How to complete this task: For the word "name", count the lines in the records below that include it and give only that number.

(Component data from apps and pages)
= Beginning of Section =

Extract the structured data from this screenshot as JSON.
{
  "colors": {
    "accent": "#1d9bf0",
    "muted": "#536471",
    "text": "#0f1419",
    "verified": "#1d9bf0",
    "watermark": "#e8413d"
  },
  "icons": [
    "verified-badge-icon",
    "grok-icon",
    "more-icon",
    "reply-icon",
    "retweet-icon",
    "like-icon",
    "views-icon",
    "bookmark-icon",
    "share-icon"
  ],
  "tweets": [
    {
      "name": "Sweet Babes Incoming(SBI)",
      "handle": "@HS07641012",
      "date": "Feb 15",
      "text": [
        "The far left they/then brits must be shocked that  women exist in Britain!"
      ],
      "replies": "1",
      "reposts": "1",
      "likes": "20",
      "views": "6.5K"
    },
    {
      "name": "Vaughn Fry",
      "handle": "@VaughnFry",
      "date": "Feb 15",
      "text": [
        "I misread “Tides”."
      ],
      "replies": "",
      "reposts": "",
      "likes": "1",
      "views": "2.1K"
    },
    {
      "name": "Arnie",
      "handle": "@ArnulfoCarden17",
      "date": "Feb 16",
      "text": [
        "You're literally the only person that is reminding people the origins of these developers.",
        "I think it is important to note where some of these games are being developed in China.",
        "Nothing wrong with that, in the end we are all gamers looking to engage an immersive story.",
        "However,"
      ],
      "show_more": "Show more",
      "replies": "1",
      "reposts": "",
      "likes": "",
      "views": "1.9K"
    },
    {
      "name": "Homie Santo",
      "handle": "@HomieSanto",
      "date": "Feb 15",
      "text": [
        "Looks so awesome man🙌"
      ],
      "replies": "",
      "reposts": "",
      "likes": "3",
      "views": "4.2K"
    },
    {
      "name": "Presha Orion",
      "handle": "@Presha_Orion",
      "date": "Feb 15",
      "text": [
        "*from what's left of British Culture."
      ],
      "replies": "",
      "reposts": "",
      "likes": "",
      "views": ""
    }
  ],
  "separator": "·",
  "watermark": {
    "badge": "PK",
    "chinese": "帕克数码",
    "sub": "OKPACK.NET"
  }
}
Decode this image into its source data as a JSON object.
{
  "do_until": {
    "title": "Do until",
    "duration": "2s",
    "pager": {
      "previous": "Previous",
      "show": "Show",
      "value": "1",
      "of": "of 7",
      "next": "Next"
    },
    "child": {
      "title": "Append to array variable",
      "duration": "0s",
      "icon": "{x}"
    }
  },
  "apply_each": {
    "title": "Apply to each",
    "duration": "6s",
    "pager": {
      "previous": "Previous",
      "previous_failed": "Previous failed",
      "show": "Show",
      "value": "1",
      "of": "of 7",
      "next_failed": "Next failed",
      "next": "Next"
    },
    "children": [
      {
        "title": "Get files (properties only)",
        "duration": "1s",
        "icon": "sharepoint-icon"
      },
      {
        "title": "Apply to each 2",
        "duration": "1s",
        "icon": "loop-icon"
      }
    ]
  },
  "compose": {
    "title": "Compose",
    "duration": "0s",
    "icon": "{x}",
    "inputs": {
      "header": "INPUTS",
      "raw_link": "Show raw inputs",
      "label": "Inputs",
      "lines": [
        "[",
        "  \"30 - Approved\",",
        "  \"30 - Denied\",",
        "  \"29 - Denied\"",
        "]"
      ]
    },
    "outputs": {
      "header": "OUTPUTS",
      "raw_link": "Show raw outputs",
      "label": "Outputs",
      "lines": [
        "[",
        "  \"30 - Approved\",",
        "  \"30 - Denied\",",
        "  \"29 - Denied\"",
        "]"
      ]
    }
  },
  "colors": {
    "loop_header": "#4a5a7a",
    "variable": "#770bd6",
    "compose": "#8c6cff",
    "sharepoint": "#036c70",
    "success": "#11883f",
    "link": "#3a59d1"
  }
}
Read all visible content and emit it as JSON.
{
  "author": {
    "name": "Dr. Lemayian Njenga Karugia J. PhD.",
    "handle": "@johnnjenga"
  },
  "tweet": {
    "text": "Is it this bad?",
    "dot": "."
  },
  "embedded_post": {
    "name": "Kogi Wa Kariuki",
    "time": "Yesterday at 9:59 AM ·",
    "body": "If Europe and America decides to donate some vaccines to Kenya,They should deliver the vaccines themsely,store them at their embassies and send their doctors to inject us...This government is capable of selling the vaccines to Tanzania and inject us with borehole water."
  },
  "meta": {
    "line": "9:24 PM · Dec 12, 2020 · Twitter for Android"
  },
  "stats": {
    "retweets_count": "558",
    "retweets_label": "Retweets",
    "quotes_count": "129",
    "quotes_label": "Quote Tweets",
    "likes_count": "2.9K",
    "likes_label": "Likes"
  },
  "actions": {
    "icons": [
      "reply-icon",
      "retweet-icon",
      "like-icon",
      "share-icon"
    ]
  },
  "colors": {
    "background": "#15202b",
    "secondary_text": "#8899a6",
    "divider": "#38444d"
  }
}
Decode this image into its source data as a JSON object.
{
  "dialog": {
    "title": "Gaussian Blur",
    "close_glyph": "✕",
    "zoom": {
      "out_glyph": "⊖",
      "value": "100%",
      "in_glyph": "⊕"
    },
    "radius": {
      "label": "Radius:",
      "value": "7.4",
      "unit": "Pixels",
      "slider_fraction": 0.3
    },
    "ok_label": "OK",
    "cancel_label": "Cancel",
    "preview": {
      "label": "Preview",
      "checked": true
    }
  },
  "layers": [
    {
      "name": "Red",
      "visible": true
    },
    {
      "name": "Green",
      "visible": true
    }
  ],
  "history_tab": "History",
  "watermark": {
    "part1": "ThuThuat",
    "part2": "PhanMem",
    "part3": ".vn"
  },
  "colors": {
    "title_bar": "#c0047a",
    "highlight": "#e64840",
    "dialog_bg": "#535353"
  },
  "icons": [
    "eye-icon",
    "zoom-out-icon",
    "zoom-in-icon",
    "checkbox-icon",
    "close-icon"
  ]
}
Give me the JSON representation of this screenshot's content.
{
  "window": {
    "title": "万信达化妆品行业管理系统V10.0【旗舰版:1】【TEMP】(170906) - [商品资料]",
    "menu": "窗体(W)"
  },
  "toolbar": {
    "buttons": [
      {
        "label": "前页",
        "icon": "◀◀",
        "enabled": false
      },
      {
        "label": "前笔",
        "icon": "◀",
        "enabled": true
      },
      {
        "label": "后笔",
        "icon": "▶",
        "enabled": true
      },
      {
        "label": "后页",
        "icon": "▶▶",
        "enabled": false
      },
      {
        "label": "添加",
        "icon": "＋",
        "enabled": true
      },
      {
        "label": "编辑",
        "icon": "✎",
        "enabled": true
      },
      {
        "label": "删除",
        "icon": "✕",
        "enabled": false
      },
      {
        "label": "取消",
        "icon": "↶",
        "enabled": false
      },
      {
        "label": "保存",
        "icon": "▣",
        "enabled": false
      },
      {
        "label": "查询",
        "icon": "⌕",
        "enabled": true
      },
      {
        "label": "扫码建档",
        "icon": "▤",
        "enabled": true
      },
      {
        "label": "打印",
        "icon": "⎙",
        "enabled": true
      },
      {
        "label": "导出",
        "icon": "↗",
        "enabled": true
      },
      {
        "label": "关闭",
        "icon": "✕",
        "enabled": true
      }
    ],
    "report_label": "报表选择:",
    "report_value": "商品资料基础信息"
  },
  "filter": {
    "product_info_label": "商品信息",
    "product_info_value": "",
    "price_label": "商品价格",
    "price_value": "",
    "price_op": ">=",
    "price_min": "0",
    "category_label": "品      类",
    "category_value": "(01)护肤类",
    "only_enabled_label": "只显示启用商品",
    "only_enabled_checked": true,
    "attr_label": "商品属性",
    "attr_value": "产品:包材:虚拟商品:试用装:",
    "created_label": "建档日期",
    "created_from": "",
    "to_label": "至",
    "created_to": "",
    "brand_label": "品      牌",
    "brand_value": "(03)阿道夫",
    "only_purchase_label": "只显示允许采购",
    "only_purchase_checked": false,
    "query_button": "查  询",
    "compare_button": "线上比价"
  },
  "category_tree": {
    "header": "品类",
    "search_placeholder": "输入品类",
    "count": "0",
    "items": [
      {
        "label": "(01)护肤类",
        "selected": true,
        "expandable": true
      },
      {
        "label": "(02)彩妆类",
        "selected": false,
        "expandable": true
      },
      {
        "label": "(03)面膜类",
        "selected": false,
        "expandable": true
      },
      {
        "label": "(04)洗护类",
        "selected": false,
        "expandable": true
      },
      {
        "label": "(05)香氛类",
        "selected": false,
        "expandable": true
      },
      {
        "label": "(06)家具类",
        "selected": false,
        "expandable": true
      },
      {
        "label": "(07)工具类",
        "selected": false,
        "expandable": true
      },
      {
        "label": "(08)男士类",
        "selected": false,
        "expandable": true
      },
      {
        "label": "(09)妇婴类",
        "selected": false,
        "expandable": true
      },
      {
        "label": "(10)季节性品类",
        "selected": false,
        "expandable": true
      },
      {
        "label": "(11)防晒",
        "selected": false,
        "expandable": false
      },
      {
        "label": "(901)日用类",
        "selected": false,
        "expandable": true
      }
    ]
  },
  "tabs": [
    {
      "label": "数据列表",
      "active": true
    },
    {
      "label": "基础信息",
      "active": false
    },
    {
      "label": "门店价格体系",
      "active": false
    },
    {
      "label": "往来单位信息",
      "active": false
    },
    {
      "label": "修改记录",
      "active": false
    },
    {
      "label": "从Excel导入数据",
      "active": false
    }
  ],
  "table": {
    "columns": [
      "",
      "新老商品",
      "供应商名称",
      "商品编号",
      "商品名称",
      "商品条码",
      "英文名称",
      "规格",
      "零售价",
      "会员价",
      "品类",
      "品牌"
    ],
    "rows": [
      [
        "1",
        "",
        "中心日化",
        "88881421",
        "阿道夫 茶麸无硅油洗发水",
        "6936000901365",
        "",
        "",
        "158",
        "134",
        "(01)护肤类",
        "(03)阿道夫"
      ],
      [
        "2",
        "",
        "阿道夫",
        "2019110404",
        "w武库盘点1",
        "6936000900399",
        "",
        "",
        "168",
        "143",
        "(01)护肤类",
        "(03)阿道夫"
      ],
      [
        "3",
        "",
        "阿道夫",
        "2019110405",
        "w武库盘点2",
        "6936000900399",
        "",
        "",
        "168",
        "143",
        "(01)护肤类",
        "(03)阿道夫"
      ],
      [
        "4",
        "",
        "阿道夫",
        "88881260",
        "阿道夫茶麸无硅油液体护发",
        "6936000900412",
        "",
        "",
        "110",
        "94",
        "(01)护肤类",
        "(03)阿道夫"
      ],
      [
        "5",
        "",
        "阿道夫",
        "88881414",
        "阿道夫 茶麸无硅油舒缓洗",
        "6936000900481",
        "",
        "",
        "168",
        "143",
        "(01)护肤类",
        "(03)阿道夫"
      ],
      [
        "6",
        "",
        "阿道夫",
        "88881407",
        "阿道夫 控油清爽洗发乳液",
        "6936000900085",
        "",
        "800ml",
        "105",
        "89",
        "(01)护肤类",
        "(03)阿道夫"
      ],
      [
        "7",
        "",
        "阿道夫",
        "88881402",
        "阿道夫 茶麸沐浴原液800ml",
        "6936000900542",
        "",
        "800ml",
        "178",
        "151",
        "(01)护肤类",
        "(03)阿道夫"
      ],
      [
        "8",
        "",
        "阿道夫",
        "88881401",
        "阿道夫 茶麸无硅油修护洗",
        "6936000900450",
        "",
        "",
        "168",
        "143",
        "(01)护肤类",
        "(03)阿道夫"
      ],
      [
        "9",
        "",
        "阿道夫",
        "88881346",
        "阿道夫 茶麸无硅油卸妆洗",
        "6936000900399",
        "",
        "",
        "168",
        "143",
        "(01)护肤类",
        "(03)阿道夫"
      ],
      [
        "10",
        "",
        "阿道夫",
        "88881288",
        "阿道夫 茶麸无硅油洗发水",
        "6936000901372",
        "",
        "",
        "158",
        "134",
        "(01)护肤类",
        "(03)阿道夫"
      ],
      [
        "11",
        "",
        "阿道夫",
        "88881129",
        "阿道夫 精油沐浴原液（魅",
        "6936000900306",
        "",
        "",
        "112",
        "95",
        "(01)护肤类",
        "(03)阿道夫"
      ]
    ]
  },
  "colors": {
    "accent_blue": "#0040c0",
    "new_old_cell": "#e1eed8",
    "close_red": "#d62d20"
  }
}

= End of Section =

Written reply: 9